The development of infrastructure that leads to increased human activity or nocturnal light levels near waterways has the potential to adversely affect platypus foraging. For example, although these animals rarely appear to react to the presence of a person or two sitting quietly on the banks, the arrival of numerous chattering humans can cause a foraging platypus to move away to a less threatening site. Research has also shown that platypus mortality risk can rise sharply following the construction of a walking track that facilitates predator access to shallow creek margins. Similarly, locating bright artificial lights near a creek or river can make it easier for predators to detect and kill platypus and also reduce the platypus’s food supply by inappropriately attracting aquatic insects away from the water as these emerge at dusk to breed.

What can be done to protect the platypus?

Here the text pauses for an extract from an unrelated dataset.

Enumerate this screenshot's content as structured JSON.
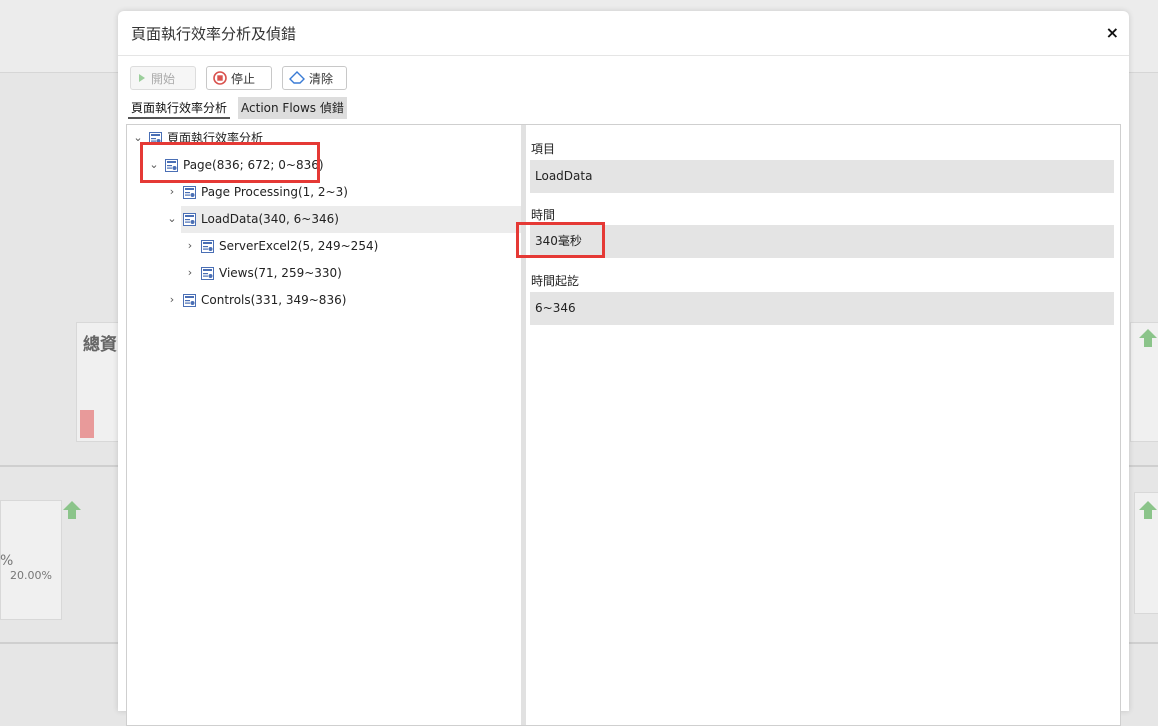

  • Walking tracks should normally be located a substantial distance (a least 20 metres and ideally even more) from the edge of natural water bodies where platypus are likely to occur. To reduce predator pressure and discourage the development of ad hoc human paths down to the water, bridges or viewing points that approach the water more closely should be located at sites where the banks are relatively steep and water is reliably deep.
  • It is essential that unmown low-growing vegetation and taller shrubs (particularly plants that overhang the water) are encouraged to grow between a walking track and the edge of a nearby stream or river to protect water quality and provide platypus and other wildlife with cover and places to hide from predators (such as foxes and dogs).
  • Street lights, security lights or the equivalent that are located within 100 metres of a natural water body should be designed to minimise the amount of artificial illumination directed towards the water, and ideally fitted with low-pressure sodium globes producing relatively low amounts of insect-attracting blue and ultraviolet light.
  • Wildlife viewing platforms located next to platypus habitats should be designed to reduce the likelihood that humans using the platform can be seen or heard by animals feeding in the vicinity.

Photo: APC